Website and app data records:
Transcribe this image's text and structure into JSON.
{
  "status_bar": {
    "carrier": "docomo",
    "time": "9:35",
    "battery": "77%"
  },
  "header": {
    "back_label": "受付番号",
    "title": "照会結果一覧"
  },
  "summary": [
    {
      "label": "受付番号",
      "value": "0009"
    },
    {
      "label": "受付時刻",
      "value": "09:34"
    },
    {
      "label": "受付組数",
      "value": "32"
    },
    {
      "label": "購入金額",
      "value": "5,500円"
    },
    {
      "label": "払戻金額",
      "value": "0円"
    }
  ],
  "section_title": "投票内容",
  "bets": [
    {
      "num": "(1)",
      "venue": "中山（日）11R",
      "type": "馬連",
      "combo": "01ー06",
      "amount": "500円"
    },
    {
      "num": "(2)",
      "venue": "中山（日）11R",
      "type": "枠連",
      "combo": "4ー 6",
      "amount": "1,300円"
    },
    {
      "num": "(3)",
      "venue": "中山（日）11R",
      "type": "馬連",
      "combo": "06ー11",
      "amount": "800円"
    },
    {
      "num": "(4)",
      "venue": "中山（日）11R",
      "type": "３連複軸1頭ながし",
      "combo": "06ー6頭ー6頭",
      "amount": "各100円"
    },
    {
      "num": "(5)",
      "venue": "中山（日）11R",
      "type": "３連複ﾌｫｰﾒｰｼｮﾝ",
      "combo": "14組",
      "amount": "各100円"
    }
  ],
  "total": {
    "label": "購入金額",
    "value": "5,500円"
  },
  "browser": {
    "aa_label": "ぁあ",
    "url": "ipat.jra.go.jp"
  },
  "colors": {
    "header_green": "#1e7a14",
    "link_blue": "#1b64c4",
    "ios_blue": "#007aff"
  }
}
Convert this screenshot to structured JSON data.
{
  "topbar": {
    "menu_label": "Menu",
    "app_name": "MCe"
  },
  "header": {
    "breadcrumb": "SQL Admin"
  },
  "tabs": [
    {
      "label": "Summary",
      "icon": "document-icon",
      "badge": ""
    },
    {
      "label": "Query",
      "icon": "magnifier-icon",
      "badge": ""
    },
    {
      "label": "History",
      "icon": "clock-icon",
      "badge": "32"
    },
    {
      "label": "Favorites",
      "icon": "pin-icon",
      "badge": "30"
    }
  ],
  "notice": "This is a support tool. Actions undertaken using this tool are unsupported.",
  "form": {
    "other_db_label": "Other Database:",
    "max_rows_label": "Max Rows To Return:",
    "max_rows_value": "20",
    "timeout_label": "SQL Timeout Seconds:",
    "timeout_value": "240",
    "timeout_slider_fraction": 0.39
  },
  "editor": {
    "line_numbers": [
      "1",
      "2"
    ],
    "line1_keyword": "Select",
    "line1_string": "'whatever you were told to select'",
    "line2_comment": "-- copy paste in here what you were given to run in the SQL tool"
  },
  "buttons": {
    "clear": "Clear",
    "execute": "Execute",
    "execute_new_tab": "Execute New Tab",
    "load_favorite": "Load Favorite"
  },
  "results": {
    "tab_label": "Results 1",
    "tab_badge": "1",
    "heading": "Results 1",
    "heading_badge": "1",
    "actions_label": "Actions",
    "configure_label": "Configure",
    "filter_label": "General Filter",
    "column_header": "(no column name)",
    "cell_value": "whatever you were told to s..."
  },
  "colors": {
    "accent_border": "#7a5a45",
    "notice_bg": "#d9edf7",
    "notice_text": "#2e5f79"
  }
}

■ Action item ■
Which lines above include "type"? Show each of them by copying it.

■ Output of the task ■
      "type": "馬連",
      "type": "枠連",
      "type": "馬連",
      "type": "３連複軸1頭ながし",
      "type": "３連複ﾌｫｰﾒｰｼｮﾝ",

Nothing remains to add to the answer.